This is a seemingly straight forward question I get asked quite often. The answer, however, depends a lot on your wine making methods and what tools you use to degas.
I recommend degassing a wine only once. It’s a lot of work, especially if you use the agitation method (with a drill attachment), and there’s really no reason to degas in the middle of fermentation as you’ll only wind up with more suspended carbon dioxide anyway. Degassing through agitation can introduce oxygen into your wine so it’s best to keep that to a minimum.
There are times, however, when degassing a wine is difficult and you may have to come back for a second try. This can happen, for instance, if you’re degassing a wine that is cooler than 70 degrees F. This can take FOREVER (I know from extensive experience).
If you find that your wine is not degassing very well and that you’re going to have to come back for an additional attempt make sure you rack off the sediment. Many wine kits have you add clarifiers and then degas as a way of both degassing the wine as well as mixing in the clarifier. Mixing the sediment back up after using a clarifier to settle it out can result in a wine that is difficult to clear.
In my own experience, I did this and ended up having to add a second dose of clarifier which can potentially start stripping character from the wine.
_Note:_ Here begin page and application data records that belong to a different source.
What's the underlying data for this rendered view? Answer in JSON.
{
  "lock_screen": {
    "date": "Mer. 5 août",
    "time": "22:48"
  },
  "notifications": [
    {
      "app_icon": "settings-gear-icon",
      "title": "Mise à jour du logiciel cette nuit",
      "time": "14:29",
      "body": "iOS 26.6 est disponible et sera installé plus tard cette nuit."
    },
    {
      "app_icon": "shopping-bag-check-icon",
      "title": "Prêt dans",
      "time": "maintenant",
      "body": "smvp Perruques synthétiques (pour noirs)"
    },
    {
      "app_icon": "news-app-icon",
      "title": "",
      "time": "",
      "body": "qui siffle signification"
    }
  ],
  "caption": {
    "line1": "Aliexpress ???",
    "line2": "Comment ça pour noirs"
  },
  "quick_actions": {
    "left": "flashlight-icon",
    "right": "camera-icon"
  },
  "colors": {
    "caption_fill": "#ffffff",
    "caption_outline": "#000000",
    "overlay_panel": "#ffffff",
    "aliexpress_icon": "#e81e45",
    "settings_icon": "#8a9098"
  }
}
Stirring up that first clarifier put everything back into suspension and the clarifier did not work a second time, thus the additional dose.
Another way to degas a wine is to draw a vacuum in your wine container. The drop in pressure will literally suck the carbon dioxide out of your wine.
As this method does not rely on agitation it does not introduce oxygen to your wine, nor does it disturb sediment that has collected on the bottom of the carboy. So you could degas as many times as you like as often as you like.
That being said, it still is a bit of work to set up the compressor and run the lines. Personally, I would not want to do all that more than once.
When to Degas a Wine
In summary I recommend degassing:
- only one time
- after fermentation is over
- at temperatures above 70F, ideally 75F (24C)
- before adding a clarifier or after you’ve racked off of settled sediment
Going by these rules reduces the risk of unnecessary oxygen exposure, needing to degas many times, and undoing the work of clarifiers.
Commercial Wineries Don’t Degas
Most commercial wineries do not degas their wines at all. They simply bulk age the wine long enough that the carbon dioxide escapes on its own. In so doing they avoid the cost of degassing equipment and having to invest the effort to get it done. You can do this too, even if you make wine from a kit. However, you’ll need lots of patience.
Also, as a side note, it is sometimes beneficial to degas mead during fermentation as the suspended carbon dioxide can inhibit the yeast. Because honey is difficult to ferment and most meads ferment for months at a time the yeast needs all the help it can get. Giving it nutrients and a good shake can help move things along. Grape and fruit wines do not need to be degassed during fermentation.